Format

Send to

Choose Destination
Ann Rheum Dis. 2014 Jul;73(7):1316-22. doi: 10.1136/annrheumdis-2013-204627. Epub 2014 Feb 18.

The global burden of rheumatoid arthritis: estimates from the global burden of disease 2010 study.

Author information
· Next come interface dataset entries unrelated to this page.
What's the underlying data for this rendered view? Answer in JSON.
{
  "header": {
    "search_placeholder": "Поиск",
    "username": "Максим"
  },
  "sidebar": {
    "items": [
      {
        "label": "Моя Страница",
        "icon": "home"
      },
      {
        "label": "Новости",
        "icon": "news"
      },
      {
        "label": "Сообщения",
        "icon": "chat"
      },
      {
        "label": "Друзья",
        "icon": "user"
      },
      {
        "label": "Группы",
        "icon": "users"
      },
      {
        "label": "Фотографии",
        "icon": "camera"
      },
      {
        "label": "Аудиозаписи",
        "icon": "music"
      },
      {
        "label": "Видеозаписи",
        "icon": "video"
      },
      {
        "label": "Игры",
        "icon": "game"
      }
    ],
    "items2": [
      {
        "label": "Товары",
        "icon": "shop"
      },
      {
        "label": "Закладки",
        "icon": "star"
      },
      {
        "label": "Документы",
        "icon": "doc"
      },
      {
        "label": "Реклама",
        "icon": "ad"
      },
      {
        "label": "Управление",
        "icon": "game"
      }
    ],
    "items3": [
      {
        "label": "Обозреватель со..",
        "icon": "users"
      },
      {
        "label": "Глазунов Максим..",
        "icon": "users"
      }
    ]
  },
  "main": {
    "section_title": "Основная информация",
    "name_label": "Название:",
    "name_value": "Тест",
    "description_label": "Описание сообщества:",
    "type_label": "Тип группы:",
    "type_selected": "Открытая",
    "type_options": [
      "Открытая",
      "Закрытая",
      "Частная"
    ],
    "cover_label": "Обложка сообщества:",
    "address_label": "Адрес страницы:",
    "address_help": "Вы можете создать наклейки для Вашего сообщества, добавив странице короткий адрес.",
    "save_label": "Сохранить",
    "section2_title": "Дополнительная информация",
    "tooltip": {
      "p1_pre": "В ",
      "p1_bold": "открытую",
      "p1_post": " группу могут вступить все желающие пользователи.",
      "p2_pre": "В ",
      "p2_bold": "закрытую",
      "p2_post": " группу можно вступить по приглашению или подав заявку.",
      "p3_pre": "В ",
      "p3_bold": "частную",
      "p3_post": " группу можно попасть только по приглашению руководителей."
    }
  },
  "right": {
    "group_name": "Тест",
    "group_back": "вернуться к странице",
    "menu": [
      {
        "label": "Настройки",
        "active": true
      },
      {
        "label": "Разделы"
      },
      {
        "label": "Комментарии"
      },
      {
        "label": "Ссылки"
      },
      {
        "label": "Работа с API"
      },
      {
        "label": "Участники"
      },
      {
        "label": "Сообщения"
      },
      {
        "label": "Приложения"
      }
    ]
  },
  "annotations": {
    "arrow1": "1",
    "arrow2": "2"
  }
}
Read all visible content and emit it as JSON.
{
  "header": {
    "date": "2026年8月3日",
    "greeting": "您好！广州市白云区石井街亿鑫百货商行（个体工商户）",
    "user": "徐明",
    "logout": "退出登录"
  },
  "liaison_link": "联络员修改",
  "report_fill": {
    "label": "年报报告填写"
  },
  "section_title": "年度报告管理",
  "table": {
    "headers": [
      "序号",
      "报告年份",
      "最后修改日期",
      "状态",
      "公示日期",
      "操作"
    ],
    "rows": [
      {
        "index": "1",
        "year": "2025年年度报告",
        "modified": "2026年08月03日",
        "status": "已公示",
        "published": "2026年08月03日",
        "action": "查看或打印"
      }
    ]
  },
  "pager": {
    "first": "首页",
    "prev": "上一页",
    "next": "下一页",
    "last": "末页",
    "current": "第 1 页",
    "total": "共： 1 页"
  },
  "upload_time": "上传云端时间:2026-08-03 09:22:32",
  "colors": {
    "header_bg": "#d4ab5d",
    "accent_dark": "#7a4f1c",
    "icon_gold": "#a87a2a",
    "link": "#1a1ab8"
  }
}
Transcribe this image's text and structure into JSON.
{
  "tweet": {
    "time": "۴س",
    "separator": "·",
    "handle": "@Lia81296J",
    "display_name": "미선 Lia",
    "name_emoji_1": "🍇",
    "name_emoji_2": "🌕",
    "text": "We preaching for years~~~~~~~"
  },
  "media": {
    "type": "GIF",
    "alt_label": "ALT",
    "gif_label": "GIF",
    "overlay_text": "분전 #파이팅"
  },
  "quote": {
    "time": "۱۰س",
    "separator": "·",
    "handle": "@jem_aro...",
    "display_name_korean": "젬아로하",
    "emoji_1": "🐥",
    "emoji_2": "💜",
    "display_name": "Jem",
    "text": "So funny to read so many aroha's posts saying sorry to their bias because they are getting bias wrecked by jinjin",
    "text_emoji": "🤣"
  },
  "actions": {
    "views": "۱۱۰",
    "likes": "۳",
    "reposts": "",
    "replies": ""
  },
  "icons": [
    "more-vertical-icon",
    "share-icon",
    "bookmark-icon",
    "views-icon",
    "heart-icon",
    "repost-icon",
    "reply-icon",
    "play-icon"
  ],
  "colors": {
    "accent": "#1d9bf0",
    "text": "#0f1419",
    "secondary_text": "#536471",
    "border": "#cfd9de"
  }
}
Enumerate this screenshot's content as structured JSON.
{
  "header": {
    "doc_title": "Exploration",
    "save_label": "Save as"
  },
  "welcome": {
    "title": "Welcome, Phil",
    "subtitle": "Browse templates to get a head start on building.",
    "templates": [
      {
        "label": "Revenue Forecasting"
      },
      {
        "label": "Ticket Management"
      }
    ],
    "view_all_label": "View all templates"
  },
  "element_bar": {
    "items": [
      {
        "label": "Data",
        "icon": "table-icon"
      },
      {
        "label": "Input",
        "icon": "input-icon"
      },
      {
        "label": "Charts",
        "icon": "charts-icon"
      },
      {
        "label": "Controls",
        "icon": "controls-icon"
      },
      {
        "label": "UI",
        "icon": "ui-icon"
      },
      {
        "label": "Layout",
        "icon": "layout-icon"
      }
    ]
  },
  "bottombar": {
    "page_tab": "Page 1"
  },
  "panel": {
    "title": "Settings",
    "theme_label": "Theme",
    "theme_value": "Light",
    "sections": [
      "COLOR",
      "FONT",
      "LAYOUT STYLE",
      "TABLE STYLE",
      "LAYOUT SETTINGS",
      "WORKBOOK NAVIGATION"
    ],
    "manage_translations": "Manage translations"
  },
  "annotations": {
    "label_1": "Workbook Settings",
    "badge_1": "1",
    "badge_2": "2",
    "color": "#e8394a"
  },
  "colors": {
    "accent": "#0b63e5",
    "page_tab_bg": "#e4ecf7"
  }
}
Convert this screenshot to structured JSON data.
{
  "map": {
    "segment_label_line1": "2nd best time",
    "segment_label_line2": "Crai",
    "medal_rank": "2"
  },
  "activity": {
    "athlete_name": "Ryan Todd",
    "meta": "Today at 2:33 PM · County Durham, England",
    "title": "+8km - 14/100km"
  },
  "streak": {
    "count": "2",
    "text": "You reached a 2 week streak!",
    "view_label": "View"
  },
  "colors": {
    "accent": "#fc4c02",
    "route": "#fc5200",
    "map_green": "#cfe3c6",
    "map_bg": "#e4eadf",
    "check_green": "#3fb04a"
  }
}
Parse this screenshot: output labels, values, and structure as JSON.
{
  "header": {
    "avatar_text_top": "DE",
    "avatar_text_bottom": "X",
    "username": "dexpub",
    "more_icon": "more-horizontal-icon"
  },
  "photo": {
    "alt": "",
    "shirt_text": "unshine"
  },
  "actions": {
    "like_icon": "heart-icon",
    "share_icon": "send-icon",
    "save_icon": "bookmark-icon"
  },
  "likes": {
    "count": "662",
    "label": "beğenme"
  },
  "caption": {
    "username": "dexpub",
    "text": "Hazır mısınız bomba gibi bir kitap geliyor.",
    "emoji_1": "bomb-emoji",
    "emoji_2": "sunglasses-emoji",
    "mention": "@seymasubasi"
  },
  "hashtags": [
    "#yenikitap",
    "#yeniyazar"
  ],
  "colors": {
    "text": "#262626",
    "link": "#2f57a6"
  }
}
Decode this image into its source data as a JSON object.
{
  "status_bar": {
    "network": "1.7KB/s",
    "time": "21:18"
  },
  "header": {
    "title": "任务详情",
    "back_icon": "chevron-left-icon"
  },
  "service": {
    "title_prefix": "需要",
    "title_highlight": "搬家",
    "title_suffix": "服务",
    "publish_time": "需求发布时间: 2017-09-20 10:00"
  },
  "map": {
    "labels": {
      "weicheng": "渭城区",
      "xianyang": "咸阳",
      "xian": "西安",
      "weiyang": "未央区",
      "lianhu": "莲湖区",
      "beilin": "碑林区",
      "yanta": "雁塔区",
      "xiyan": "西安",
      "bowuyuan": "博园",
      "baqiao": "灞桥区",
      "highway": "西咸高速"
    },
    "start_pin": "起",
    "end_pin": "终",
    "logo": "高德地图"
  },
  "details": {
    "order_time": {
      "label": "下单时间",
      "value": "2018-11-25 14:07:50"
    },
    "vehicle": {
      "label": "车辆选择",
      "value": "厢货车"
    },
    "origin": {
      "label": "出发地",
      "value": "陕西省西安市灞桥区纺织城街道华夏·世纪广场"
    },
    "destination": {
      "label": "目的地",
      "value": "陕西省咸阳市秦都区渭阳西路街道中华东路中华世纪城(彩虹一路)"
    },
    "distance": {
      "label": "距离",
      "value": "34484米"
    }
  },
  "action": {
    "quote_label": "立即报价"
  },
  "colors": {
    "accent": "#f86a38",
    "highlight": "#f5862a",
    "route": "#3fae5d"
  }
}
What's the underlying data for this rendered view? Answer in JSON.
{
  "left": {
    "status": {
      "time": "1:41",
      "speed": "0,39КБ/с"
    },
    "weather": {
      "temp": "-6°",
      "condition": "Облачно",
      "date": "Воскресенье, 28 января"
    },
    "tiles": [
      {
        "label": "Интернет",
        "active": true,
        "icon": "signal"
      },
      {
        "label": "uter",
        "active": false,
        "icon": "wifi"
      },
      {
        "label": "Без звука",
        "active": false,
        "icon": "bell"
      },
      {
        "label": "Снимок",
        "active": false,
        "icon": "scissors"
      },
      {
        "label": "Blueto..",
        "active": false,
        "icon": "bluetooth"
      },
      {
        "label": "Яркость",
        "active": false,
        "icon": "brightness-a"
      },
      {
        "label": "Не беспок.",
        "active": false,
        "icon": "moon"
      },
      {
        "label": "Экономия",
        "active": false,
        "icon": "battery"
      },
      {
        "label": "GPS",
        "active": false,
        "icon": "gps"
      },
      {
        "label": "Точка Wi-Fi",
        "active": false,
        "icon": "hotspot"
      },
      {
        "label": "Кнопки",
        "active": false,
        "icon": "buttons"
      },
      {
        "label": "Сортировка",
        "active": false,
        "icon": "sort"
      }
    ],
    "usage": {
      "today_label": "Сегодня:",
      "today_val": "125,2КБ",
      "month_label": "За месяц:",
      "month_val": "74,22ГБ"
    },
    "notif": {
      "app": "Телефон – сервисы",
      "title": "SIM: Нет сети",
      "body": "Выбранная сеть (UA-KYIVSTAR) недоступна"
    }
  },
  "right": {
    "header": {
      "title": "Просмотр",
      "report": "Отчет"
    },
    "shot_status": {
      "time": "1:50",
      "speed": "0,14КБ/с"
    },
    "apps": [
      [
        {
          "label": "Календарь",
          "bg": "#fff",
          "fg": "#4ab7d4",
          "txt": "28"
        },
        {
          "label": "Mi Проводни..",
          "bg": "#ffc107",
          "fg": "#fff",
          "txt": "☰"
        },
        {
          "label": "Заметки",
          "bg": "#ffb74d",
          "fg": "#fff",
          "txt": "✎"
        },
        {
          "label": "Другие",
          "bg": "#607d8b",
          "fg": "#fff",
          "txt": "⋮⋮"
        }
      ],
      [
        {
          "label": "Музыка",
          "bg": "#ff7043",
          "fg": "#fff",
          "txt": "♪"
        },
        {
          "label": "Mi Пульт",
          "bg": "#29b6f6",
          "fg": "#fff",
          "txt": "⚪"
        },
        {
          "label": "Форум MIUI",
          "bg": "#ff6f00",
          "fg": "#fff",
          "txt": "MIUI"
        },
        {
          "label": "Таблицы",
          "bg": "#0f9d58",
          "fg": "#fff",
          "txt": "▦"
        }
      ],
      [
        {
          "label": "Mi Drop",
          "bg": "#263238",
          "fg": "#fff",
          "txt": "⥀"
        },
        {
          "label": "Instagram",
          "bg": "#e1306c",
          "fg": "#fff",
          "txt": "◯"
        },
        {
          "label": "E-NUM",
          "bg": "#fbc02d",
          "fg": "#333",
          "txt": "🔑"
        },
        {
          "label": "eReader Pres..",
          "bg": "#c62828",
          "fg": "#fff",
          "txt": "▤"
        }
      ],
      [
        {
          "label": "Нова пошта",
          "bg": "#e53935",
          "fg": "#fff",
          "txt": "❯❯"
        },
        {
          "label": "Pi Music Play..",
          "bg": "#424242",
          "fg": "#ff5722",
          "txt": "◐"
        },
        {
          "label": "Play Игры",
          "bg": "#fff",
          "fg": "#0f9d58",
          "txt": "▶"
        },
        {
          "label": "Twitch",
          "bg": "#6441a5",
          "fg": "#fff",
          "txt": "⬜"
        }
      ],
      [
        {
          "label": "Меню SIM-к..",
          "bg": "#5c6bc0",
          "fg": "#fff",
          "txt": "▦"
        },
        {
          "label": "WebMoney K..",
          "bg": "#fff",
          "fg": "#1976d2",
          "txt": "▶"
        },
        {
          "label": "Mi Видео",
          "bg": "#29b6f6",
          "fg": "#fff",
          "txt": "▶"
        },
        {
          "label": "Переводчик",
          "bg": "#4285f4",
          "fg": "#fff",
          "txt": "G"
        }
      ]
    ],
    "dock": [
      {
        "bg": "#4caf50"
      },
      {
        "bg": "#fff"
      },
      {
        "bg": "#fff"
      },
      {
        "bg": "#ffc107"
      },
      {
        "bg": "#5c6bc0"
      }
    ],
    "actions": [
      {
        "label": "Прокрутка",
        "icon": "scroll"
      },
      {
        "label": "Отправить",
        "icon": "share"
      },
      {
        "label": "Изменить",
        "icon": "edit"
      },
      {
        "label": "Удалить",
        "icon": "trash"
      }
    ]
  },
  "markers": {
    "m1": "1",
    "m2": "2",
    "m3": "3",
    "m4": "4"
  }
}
1
Institute of Bone & Joint Research, University of Sydney, Royal North Shore Hospital, St Leonards, New South Wales, Australia.
2
School of Population Health, University of Queensland, Herston, Queensland, Australia.
3
Instituto de Salud Musculoesquelética (InMusc), Calle Hilarión Eslava, Madrid, Spain.
4
National Data Bank for Rheumatic Diseases, Wichita, Kansas, USA.
5
School of Population Health, University of Queensland, Herston, Queensland, Australia Institute for Health Metrics and Evaluation, University of Washington, Seattle, Washington, USA.
6
Faculty of Medicine, University of New South Wales, St George Clinical School, Kogarah, New South Wales, Australia.
7
Department of Health Sciences Research, Mayo Foundation, Rochester, Minnesota, USA.
8
Faculty of Medicine, University of NSW, Sydney, New South Wales, Australia Department of Rheumatology, St George Hospital, Sydney, New South Wales, Australia.
9
Institute for Health Metrics and Evaluation, University of Washington, Seattle, Washington, USA.
10
Monash Department of Clinical Epidemiology, Cabrini Institute, Melbourne, Victoria, Australia Department of Epidemiology & Preventive Medicine, School of Public Health and Preventive Medicine, Monash University, Melbourne, Victoria, Australia.
11
Department of Rheumatology, Royal Cornwall Hospital, Truro, UK.

Abstract

OBJECTIVES:

To estimate the global burden of rheumatoid arthritis (RA), as part of the Global Burden of Disease 2010 study of 291 conditions and how the burden of RA compares with other conditions.

METHODS:

The optimum case definition of RA for the study was the American College of Rheumatology 1987 criteria. A series of systematic reviews were conducted to gather age-sex-specific epidemiological data for RA prevalence, incidence and mortality. Cause-specific mortality data were also included. Data were entered into DisMod-MR, a tool to pool available data, making use of study-level covariates to adjust for country, region and super-region random effects to estimate prevalence for every country and over time. The epidemiological data, in addition to disability weights, were used to calculate years of life lived with disability (YLDs). YLDs were added to the years of life lost due to premature mortality to estimate the overall burden (disability-adjusted life years (DALYs)) for RA for the years 1990, 2005 and 2010.

RESULTS:

The global prevalence of RA was 0.24% (95% CI 0.23% to 0.25%), with no discernible change from 1990 to 2010. DALYs increased from 3.3 million (M) (95% CI 2.6 M to 4.1 M) in 1990 to 4.8 M (95% CI 3.7 M to 6.1 M) in 2010. This increase was due to a growth in population and increase in aging. Globally, of the 291 conditions studied, RA was ranked as the 42nd highest contributor to global disability, just below malaria and just above iodine deficiency (measured in YLDs).

CONCLUSIONS:

RA continues to cause modest global disability, with severe consequences in the individuals affected.

PMID:
24550173
DOI:
10.1136/annrheumdis-2013-204627
[Indexed for MEDLINE]

Supplemental Content

Full text links

Icon for HighWire
Loading ...
Support Center